On the first day of their annual convention, Ficci-Frames 2007, media and entertainment companies called for less government regulation, greater transparency and better-defined brands.
The day’s opening session had Amit Khanna, chairman of Reliance Entertainment Ltd, ask Priya Ranjan Dasmunsi, Union minister for information and broadcasting, to change his ministry’s approach. “We need a progressive approach,” Khanna said. “Let’s not go through moral policing. It’s not in the national interest to watch a cricket match.”
Khanna was supported in his request by Kunal Dasgupta, chief executive officer of Sony Entertainment Television, whose entertainment channel, AXN, was banned for two months by Dasmunsi’s ministry for broadcasting material deemed offensive. Dasgupta discussed the various regulatory hurdles he had faced in his 13-year television career, describing how, at times, the laws had thwarted companies from doing business.
“You could start your business, beam it into India, have people pick it up, but you couldn’t broadcast advertising from Indian companies. But then, bright guys found a loophole in the Reserve Bank of India’s exporters’ guidebook. In some ways, the government was outfoxed there,” Dasgupta said to laughter.
“Regulation should be oriented to create business,” said Shardul S. Shroff, managing partner, Amarchand Mangaldas, during a panel discussion on regulation in media and entertainment. “It should be light-handed, it should be live to changes, it should be more in the nature of codes or guidelines that are susceptible to quick change. This is the ideal model that the Securities & Exchange Board of India has followed.”
The day played to packed auditoriums at The Renaissance hotel at Powai, in Mumbai, with delegates from more than 15 countries participating in discussions and seminars related to the business of entertainment.
During a panel discussion on finance in the entertainment industry, bankers and financiers said that India’s media and entertainment industry was taking off, and that investors wanted a piece of the returns. Yet, the expansion was nascent. To reach the next level, the industry would have to provide investors with more transparency, they said.
“In 2001, what investors bought was a dream,” said Ashok Wadhwa, CEO, Ambit Corporate Finance Pvt. Ltd. “Today, what investors want to see is a track record.” He said that the avenues for media and entertainment companies to gain funding would only become more common and that more film funds would be announced. But he said the onus would be on the management to gain investor confidence, particularly in view of the losses venture capitalists have suffered in the past.

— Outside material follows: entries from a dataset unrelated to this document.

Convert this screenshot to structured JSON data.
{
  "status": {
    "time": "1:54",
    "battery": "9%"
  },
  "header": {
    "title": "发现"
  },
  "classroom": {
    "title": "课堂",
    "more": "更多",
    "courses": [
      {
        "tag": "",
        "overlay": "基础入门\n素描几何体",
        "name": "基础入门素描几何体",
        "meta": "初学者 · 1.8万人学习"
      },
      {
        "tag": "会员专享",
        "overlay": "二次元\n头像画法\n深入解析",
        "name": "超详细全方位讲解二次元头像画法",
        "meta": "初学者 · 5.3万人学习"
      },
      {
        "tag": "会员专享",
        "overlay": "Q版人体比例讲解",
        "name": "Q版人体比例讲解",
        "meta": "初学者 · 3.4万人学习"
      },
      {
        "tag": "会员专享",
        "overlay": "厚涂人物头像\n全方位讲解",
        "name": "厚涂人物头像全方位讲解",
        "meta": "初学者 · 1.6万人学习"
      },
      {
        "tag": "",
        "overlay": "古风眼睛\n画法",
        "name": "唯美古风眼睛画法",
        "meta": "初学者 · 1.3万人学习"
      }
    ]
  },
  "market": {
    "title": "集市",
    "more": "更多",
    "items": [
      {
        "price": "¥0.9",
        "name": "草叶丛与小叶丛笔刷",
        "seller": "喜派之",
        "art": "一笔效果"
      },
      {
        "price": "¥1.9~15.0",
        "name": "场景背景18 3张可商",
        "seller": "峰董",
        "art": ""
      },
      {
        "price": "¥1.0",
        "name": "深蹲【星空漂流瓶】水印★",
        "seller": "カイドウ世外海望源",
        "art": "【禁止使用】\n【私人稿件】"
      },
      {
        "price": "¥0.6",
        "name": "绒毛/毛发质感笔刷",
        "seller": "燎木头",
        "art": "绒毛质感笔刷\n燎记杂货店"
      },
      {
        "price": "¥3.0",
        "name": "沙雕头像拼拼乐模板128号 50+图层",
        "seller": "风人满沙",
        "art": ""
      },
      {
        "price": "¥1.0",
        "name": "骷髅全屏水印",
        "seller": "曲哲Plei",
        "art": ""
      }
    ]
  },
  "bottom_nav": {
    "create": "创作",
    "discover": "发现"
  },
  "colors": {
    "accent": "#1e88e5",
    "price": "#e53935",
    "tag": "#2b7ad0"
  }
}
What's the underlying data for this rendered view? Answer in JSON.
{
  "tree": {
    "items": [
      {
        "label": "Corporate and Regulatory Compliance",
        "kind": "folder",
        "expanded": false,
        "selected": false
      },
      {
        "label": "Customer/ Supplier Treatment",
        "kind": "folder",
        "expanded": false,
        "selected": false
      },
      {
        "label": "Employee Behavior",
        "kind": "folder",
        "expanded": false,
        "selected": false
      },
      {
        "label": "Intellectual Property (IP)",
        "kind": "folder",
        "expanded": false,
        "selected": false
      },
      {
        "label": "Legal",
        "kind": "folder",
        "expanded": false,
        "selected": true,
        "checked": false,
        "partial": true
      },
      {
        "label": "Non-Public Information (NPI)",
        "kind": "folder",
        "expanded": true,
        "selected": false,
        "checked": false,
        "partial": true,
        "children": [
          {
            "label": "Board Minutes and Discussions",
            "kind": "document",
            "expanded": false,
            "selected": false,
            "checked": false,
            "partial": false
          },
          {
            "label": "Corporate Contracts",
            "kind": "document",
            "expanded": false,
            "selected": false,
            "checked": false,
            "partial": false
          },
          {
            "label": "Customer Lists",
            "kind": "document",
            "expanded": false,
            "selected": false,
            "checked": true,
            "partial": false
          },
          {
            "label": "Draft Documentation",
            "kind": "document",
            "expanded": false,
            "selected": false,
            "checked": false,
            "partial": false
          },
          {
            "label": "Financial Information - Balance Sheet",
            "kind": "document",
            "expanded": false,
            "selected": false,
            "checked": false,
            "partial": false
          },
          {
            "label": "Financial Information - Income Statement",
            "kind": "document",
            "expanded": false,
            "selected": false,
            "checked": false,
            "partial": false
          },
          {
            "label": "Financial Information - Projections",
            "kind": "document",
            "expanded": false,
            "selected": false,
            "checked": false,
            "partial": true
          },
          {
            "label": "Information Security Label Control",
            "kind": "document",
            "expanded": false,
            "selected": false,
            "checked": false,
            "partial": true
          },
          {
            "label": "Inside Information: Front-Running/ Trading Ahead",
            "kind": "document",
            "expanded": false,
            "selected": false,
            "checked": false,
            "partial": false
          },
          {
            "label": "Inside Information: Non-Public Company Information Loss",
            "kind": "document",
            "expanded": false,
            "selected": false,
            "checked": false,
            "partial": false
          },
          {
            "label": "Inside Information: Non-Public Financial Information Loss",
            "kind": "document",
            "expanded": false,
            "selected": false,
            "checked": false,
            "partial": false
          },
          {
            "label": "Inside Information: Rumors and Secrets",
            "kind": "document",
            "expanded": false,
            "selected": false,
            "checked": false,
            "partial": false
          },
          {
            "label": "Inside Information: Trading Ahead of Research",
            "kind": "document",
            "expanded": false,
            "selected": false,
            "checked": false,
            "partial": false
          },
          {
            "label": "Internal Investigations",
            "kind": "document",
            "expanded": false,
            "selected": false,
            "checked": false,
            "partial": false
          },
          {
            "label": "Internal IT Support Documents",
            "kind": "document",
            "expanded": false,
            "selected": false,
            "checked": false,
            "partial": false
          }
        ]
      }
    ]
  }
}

Media experts also reckoned that if the industry was to survive and attract investors, it would have to build stronger brands. “At a time when consumers are extremely fickle, it is critical for media companies to create strong brands,“ said Neetu Bhatia, director (communications and tech group), Bank of Montreal in the US.
Brand value could be enhanced with greater transparency, said Karan Ahluwalia, vice-president (business development and corporate affairs), Yes Bank. “Investors demand transparency. Financial prudence as a media house or company will just add to brand value,” he added.
Digital cinema and piracy were two other topics discussed during the day. Media professionals believe that the advent of digital cinema has helped curb piracy, but its costs are a concern. Shravan Shroff, managing director of Shringar Cinemas, said he saw more people willing to pay extra for digitally displayed movies. He also said more movies would be offered in a digital format as theatre owners were assured of getting a return on their investments. The speakers, who represented India and the US, said the most critical reasons for moving towards digital films in India were the prevention of piracy and lower distribution costs.
Ficci and the Financial Investment Agency of the Region of Lazio signed a memorandum of understanding, which will attempt to promote opportunities for trade and co-production.
Dasmunsi disclosed that the Cannes film festival, as part of its 60th anniversary, planned to dedicate two days of its week-long festival to India, which is also in its 60th year.
Rana Rosen and Rahul Bhatia contributed to this story.